The Rincon Valley Christian boys basketball team was playing recently — coach Darren Nelson believes it was a home game against St. Vincent — when one of the Eagles got the ball via a rebound or steal and started dribbling the length of the floor. This kid was one of Rincon Valley's best players, but not a particularly good ball handler.
As the boy ran past the RVC bench, Nelson was faced with a classic decision: to call, or not call, a timeout. The coach refrained. The player lost the ball out of bounds.
"We ended up winning," Nelson said. "But if I could have gone back and changed one thing in that game, that's one time I could have called one and didn't."
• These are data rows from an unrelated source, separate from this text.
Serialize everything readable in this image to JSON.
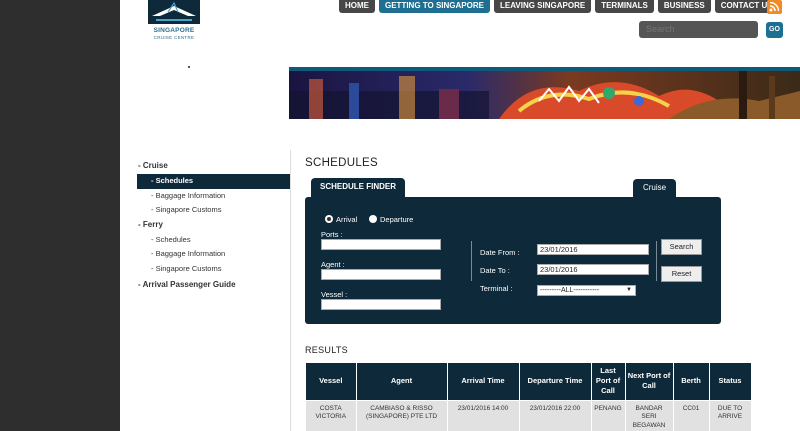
{
  "brand": {
    "name_line1": "SINGAPORE",
    "name_line2": "CRUISE CENTRE"
  },
  "topnav": {
    "items": [
      {
        "label": "HOME",
        "active": false
      },
      {
        "label": "GETTING TO SINGAPORE",
        "active": true
      },
      {
        "label": "LEAVING SINGAPORE",
        "active": false
      },
      {
        "label": "TERMINALS",
        "active": false
      },
      {
        "label": "BUSINESS",
        "active": false
      },
      {
        "label": "CONTACT US",
        "active": false
      }
    ],
    "rss_icon": "rss-icon"
  },
  "search": {
    "placeholder": "Search",
    "go_label": "GO"
  },
  "sidebar": {
    "groups": [
      {
        "label": "- Cruise",
        "items": [
          {
            "label": "- Schedules",
            "active": true
          },
          {
            "label": "- Baggage Information",
            "active": false
          },
          {
            "label": "- Singapore Customs",
            "active": false
          }
        ]
      },
      {
        "label": "- Ferry",
        "items": [
          {
            "label": "- Schedules",
            "active": false
          },
          {
            "label": "- Baggage Information",
            "active": false
          },
          {
            "label": "- Singapore Customs",
            "active": false
          }
        ]
      },
      {
        "label": "- Arrival Passenger Guide",
        "items": []
      }
    ]
  },
  "main": {
    "heading": "SCHEDULES",
    "finder_tab": "SCHEDULE FINDER",
    "cruise_tab": "Cruise",
    "finder": {
      "radio_arrival": "Arrival",
      "radio_departure": "Departure",
      "selected_radio": "arrival",
      "ports_label": "Ports :",
      "agent_label": "Agent :",
      "vessel_label": "Vessel :",
      "ports_value": "",
      "agent_value": "",
      "vessel_value": "",
      "date_from_label": "Date From :",
      "date_to_label": "Date To :",
      "terminal_label": "Terminal :",
      "date_from_value": "23/01/2016",
      "date_to_value": "23/01/2016",
      "terminal_value": "---------ALL-----------",
      "search_label": "Search",
      "reset_label": "Reset"
    },
    "results_title": "RESULTS",
    "table": {
      "headers": [
        "Vessel",
        "Agent",
        "Arrival Time",
        "Departure Time",
        "Last Port of Call",
        "Next Port of Call",
        "Berth",
        "Status"
      ],
      "rows": [
        [
          "COSTA VICTORIA",
          "CAMBIASO & RISSO (SINGAPORE) PTE LTD",
          "23/01/2016 14:00",
          "23/01/2016 22:00",
          "PENANG",
          "BANDAR SERI BEGAWAN",
          "CC01",
          "DUE TO ARRIVE"
        ]
      ]
    }
  },
  "colors": {
    "navy": "#0e2a3a",
    "nav_active": "#1f6f93",
    "nav_gray": "#474747",
    "rss_orange": "#f08a24"
  }
}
For most basketball fans, timeouts are downtime — a chance to catch your breath, let your mind wander from the action or engage in a little conversation. For coaches they are a means to reroute momentum, update strategy or send a pointed message, and are held in the same regard that a shipwrecked man might treat his last few bottles of water.
"Kids need guidance, and they also need motivation," said Cardinal Newman girls coach Monica Mertle, who played collegiately at St. Mary's and UC Davis. "For that reason, timeouts are really critical to the game, and how you use them is critical."
Logistics of the timeout
The spatial layout of a timeout tends to follow a classic form: the five players who are in the game at that time seated on the bench (or on the chairs that form "the bench") and looking toward the court, the coach facing them while squatting or sitting, the rest of the players and assistants fanned out behind the coach.
Sonoma Valley girls coach Sil Coccia wishes he could set up chairs on the court, like they do during lengthy TV timeouts in college.
He has to light into his players occasionally, and would rather do it out of the earshot of parents. Alas, high school timeouts aren't long enough.
As it is, you find variations in the form.
"We stand during out timeouts," Mertle said. "I find it's a way to keep the girls focused, instead of sitting and losing track of what's going on."
"One of my assistants will grab a chair for me, facing the players," Nelson said. "He'll hand me a clipboard and pen, ready to go. That's where having good assistant coaches makes a difference."
Nelson will sometimes turn over control of the timeout if one of those assistants has something specific to impart. Bill Heath, who coaches the Ukiah boys, said he runs defensive timeouts, while assistant Von Pena runs offensive timeouts. Because of the time constraints, the message tends to be to the point.
"If it's a 30-second timeout, I tell 'em one thing," Cardinal Newman boys coach Tom Bonfigli said. "If it's a full, I'll tell 'em maybe two or three, that's it. Sometimes a team tries to do too much, or there are too many people talking."